Where the records hold the string "JSON", show the whole line it sits on.

==================================================

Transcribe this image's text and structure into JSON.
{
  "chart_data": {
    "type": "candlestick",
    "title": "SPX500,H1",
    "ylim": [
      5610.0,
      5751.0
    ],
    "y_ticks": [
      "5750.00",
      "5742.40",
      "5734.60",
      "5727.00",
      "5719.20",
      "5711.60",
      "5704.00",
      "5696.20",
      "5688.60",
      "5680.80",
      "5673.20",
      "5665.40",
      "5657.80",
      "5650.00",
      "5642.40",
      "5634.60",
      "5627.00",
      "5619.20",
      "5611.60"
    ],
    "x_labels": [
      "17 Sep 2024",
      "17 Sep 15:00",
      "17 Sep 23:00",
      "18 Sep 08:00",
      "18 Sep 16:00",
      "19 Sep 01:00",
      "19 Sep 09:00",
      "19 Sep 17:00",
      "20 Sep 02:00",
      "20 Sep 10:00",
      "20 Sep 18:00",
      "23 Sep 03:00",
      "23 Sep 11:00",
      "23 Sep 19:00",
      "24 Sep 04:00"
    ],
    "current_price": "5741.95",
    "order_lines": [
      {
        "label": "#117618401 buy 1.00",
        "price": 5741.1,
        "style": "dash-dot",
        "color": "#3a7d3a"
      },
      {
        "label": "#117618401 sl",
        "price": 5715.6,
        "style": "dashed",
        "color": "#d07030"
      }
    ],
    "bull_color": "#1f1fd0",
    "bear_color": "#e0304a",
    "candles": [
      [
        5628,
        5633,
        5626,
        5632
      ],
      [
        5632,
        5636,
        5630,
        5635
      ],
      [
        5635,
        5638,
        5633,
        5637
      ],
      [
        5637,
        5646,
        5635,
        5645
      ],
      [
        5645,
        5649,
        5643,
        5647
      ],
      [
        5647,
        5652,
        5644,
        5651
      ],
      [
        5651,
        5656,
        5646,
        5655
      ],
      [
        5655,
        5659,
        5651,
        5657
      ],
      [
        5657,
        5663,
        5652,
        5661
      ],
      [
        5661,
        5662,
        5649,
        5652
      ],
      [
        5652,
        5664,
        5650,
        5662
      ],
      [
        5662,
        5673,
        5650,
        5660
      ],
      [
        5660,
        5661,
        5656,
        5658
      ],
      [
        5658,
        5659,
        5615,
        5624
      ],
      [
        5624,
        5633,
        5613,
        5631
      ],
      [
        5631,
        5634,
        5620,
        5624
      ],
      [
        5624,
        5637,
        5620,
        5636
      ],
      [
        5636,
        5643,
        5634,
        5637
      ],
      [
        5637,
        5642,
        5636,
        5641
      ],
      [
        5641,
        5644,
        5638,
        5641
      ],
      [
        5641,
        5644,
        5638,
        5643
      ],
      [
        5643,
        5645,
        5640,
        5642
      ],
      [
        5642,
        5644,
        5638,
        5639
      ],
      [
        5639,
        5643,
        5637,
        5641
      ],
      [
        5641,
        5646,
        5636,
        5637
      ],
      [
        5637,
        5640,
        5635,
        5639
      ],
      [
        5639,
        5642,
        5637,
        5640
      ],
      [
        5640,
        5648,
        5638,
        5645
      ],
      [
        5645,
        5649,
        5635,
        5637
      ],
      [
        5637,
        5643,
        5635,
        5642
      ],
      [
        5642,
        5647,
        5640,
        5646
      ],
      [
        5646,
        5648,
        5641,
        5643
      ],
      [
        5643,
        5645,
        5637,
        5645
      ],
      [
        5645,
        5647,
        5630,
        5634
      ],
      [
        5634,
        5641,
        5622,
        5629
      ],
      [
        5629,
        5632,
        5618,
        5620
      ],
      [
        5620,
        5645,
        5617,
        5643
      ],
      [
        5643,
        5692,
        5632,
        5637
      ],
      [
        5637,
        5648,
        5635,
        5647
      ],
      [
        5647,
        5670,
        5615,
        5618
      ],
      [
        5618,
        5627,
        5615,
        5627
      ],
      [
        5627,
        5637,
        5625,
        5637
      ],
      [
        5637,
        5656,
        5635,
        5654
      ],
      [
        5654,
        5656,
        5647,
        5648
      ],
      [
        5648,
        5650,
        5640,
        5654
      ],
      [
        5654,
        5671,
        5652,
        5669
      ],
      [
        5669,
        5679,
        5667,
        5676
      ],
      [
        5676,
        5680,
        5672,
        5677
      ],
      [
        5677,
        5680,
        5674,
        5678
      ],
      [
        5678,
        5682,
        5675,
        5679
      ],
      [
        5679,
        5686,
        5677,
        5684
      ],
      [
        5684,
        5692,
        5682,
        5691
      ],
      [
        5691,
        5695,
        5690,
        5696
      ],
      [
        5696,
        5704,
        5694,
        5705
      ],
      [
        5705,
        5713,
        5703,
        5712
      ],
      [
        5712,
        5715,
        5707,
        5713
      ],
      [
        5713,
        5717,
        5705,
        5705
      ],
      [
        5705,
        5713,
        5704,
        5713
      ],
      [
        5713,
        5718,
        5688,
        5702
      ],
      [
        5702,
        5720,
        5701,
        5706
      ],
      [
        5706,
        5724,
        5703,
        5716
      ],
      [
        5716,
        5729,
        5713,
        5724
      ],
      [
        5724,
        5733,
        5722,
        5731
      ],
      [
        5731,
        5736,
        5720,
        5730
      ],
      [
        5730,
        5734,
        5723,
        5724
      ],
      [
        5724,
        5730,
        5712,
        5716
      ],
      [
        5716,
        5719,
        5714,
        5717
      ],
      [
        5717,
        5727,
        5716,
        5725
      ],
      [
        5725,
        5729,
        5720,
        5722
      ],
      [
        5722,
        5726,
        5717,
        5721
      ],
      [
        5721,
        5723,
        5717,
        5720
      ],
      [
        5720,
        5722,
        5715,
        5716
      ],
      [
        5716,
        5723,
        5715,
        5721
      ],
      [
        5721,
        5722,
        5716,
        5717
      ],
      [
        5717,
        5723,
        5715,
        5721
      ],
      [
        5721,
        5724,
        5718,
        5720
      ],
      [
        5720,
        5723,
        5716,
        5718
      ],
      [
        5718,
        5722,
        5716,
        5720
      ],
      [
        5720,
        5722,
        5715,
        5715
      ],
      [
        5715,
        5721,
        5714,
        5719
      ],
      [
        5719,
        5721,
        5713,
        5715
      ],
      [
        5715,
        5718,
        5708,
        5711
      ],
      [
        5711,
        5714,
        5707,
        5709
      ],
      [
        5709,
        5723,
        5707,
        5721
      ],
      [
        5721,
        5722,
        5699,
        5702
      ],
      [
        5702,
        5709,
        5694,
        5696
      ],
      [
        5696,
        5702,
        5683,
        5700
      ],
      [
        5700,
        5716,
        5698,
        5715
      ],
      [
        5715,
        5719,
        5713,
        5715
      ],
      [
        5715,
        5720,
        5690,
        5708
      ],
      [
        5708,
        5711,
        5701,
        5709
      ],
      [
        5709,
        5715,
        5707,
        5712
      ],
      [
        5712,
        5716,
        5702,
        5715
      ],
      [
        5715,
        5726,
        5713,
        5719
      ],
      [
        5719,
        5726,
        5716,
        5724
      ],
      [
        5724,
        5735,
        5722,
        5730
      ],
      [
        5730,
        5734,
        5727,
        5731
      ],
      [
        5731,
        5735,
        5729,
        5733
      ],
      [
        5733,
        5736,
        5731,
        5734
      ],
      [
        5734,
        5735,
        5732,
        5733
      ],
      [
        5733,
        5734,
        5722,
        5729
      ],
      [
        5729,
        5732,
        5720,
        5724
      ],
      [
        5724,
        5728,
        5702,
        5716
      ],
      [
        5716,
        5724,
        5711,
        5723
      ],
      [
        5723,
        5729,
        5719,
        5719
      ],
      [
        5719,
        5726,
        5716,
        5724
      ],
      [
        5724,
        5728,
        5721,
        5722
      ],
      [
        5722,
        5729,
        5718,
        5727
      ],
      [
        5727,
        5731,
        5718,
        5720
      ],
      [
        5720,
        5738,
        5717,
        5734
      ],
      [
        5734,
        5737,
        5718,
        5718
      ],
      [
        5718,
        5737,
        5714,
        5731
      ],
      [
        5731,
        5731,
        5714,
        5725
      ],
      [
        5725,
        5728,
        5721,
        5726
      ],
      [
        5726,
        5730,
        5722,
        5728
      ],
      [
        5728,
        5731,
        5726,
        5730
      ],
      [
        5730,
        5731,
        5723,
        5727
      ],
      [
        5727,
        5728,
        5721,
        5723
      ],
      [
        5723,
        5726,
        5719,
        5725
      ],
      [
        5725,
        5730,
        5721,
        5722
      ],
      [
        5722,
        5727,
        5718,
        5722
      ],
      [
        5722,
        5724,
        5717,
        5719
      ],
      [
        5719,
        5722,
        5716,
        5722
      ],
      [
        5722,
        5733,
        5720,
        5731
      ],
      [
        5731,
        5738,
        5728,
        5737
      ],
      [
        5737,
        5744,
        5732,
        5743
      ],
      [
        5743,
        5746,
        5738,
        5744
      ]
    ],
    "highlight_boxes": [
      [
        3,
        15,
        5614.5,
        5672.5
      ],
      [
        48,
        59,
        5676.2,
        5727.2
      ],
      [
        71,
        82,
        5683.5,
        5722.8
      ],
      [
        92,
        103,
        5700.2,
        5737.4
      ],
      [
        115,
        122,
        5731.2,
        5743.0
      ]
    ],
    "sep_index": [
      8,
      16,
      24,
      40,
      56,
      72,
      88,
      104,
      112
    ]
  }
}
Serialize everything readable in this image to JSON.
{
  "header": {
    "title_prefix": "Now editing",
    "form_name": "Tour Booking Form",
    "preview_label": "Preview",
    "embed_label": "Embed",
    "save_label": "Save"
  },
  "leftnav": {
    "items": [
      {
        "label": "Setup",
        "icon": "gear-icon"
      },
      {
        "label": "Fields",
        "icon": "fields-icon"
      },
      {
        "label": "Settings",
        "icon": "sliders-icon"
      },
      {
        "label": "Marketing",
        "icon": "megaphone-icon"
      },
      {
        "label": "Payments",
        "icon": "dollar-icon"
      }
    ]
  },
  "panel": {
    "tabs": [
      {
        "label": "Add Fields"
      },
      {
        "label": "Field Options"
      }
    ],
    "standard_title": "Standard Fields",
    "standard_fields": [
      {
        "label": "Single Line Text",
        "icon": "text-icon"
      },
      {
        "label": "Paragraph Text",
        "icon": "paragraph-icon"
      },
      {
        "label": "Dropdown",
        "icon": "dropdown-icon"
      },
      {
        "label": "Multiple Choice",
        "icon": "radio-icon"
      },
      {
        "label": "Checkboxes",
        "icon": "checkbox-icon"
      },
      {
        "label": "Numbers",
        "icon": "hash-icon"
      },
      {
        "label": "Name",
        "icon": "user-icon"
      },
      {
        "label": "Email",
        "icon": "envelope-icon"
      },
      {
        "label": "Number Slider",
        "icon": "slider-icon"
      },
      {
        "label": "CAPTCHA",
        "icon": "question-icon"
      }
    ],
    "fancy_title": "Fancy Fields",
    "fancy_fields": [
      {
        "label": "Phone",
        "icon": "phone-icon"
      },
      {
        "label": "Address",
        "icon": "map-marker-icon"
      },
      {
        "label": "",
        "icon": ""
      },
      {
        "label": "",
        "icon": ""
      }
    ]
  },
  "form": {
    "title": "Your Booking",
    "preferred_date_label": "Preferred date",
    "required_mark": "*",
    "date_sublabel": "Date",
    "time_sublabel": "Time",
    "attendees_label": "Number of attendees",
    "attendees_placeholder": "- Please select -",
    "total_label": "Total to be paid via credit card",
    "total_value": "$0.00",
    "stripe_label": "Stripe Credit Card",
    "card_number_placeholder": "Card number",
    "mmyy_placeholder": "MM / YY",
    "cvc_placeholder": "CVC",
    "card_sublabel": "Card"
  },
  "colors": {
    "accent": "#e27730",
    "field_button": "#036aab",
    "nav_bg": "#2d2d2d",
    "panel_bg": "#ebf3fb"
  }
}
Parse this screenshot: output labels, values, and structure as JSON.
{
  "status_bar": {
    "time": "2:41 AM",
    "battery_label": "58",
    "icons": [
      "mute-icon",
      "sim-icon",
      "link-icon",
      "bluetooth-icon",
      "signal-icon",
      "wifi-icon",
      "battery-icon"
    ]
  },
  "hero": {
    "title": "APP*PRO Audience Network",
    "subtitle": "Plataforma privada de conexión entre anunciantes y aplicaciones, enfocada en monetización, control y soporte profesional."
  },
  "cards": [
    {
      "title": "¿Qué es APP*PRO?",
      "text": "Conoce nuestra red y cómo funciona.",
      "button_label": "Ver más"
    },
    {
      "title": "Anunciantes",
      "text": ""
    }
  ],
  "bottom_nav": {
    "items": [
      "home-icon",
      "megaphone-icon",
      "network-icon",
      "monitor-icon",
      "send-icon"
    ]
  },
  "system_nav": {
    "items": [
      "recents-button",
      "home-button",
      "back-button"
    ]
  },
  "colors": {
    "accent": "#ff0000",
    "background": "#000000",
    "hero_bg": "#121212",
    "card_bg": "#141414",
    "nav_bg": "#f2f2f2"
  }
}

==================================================

▸ Output for this exercise:
Transcribe this image's text and structure into JSON.
Serialize everything readable in this image to JSON.
Parse this screenshot: output labels, values, and structure as JSON.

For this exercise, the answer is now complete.